### Task
Where does the string "portrait" appear? Copy every line of the entries below that holds it.

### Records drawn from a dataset
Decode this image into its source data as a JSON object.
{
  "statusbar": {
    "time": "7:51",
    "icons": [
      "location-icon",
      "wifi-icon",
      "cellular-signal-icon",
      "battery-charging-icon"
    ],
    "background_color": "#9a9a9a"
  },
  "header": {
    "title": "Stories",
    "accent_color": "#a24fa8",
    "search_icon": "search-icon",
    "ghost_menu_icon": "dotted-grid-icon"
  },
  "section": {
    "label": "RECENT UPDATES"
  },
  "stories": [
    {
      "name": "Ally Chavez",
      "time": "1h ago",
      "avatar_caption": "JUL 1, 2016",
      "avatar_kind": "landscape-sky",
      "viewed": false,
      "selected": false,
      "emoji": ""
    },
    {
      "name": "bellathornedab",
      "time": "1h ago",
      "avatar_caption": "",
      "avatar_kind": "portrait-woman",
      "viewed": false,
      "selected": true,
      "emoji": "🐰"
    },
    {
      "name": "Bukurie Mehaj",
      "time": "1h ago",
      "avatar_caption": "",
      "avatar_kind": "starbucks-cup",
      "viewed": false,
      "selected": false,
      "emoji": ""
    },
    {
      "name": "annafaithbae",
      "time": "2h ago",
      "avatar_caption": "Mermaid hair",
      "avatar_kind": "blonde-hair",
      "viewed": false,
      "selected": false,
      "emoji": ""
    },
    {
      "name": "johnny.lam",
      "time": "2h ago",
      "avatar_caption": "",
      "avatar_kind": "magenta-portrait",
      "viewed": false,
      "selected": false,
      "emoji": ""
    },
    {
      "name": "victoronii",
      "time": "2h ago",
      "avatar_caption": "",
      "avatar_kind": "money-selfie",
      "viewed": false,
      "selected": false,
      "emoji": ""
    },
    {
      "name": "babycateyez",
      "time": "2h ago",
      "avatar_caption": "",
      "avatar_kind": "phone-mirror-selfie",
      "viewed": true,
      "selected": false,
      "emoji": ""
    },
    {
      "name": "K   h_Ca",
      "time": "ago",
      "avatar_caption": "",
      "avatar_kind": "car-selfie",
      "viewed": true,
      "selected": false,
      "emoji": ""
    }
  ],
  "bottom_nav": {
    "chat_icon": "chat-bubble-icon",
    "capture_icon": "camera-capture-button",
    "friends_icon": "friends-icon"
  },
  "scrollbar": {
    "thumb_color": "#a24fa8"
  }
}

### Task output
      "avatar_kind": "portrait-woman",
      "avatar_kind": "magenta-portrait",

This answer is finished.